• _Work request_:
While copying the entries exactly, leave out each picture they contain.

Extracted data entries
[Start of Attachment]

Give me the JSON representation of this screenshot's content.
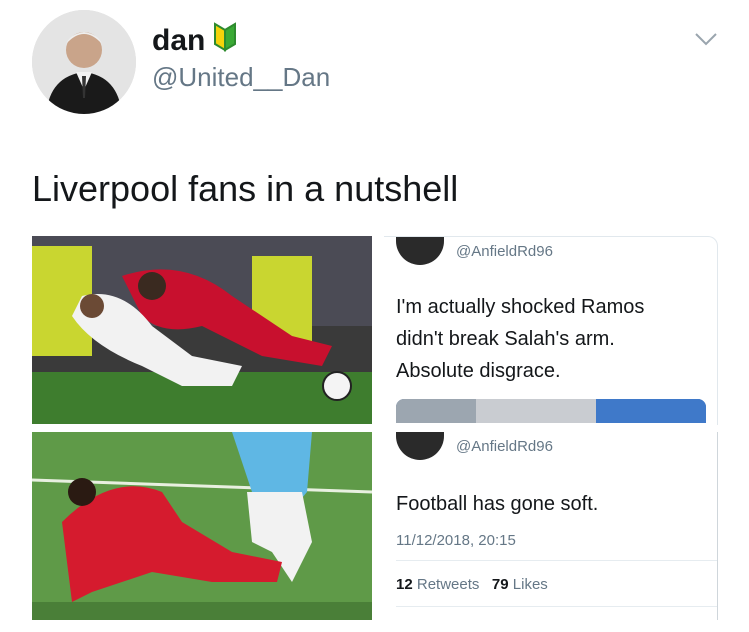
{
  "header": {
    "display_name": "dan",
    "badge_icon": "beginner-shield-icon",
    "handle": "@United__Dan",
    "menu_icon": "chevron-down-icon"
  },
  "tweet": {
    "text": "Liverpool fans in a nutshell"
  },
  "images": {
    "photo1": "tackle-photo-ramos-salah",
    "photo2": "tackle-photo-van-dijk"
  },
  "quoted_tweets": [
    {
      "handle": "@AnfieldRd96",
      "text_lines": [
        "I'm actually shocked Ramos",
        "didn't break Salah's arm.",
        "Absolute disgrace."
      ]
    },
    {
      "handle": "@AnfieldRd96",
      "text": "Football has gone soft.",
      "date": "11/12/2018, 20:15",
      "retweets_count": "12",
      "retweets_label": "Retweets",
      "likes_count": "79",
      "likes_label": "Likes"
    }
  ],
  "colors": {
    "badge_green": "#3aaa35",
    "badge_yellow": "#f5d30a",
    "text_secondary": "#657786",
    "liverpool_red": "#c8102e"
  }
}
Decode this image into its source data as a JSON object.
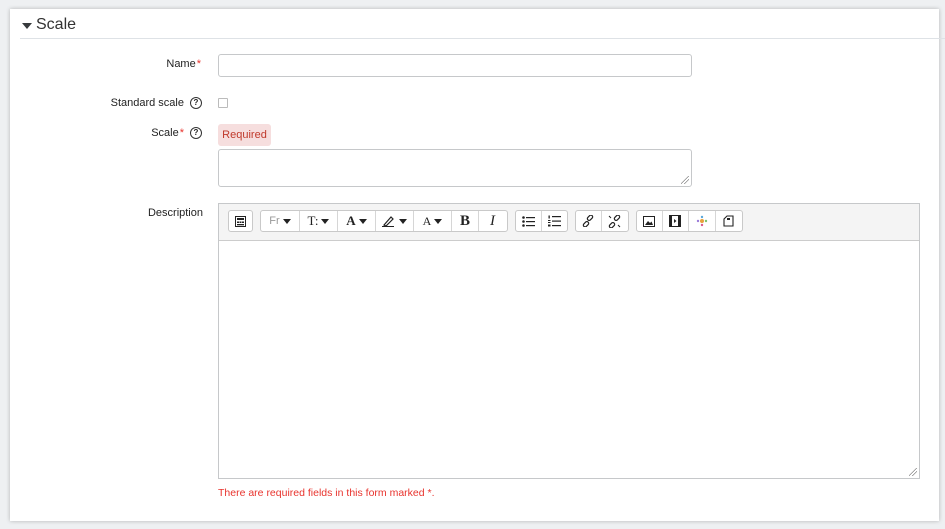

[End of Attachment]

• _Exercise solution_:
Give me the JSON representation of this screenshot's content.
{
  "header": {
    "display_name": "dan",
    "badge_icon": "beginner-shield-icon",
    "handle": "@United__Dan",
    "menu_icon": "chevron-down-icon"
  },
  "tweet": {
    "text": "Liverpool fans in a nutshell"
  },
  "images": {
    "photo1": "tackle-photo-ramos-salah",
    "photo2": "tackle-photo-van-dijk"
  },
  "quoted_tweets": [
    {
      "handle": "@AnfieldRd96",
      "text_lines": [
        "I'm actually shocked Ramos",
        "didn't break Salah's arm.",
        "Absolute disgrace."
      ]
    },
    {
      "handle": "@AnfieldRd96",
      "text": "Football has gone soft.",
      "date": "11/12/2018, 20:15",
      "retweets_count": "12",
      "retweets_label": "Retweets",
      "likes_count": "79",
      "likes_label": "Likes"
    }
  ],
  "colors": {
    "badge_green": "#3aaa35",
    "badge_yellow": "#f5d30a",
    "text_secondary": "#657786",
    "liverpool_red": "#c8102e"
  }
}
Decode this image into its source data as a JSON object.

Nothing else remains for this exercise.